- **TASK REQUIREMENTS**:
Could you show each line of the records that contains the word "Sell"?

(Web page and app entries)
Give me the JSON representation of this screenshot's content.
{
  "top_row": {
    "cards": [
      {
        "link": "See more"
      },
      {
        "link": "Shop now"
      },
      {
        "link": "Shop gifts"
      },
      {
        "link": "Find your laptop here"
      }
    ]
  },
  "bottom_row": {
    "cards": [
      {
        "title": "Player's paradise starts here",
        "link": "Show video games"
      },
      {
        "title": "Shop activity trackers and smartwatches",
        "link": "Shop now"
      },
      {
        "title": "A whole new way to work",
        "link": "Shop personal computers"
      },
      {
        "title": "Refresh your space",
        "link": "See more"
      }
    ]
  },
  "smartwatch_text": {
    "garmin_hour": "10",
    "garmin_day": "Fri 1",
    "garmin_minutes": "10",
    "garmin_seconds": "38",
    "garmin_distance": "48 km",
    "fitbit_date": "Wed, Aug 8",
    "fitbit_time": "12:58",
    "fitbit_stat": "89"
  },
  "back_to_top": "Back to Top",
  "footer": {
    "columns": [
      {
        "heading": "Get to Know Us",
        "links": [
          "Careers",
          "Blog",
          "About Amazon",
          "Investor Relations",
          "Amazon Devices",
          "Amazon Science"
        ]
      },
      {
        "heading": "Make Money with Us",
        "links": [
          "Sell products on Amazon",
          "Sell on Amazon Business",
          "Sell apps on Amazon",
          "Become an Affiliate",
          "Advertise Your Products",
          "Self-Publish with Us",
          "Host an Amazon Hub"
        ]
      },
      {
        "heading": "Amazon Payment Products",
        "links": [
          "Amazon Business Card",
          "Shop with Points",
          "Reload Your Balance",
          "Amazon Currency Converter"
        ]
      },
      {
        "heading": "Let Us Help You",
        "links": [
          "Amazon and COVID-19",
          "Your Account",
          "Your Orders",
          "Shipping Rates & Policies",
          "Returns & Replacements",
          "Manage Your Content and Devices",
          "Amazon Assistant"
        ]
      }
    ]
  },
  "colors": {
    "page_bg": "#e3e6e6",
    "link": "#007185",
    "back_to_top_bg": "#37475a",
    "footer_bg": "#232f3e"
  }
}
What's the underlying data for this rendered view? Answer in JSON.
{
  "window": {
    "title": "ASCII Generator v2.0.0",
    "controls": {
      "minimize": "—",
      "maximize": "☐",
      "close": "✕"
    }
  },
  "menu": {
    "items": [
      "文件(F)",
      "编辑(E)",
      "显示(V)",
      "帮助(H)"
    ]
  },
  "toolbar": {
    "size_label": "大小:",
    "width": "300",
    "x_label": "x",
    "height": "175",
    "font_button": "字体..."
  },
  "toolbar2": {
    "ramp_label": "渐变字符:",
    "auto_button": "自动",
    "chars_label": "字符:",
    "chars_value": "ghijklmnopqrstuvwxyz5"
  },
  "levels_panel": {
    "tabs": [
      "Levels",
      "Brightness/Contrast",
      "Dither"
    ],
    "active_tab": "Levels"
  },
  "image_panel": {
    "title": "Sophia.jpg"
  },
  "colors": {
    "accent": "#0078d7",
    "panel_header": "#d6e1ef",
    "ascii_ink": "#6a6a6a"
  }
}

- **SOLUTION**:
          "Sell products on Amazon",
          "Sell on Amazon Business",
          "Sell apps on Amazon",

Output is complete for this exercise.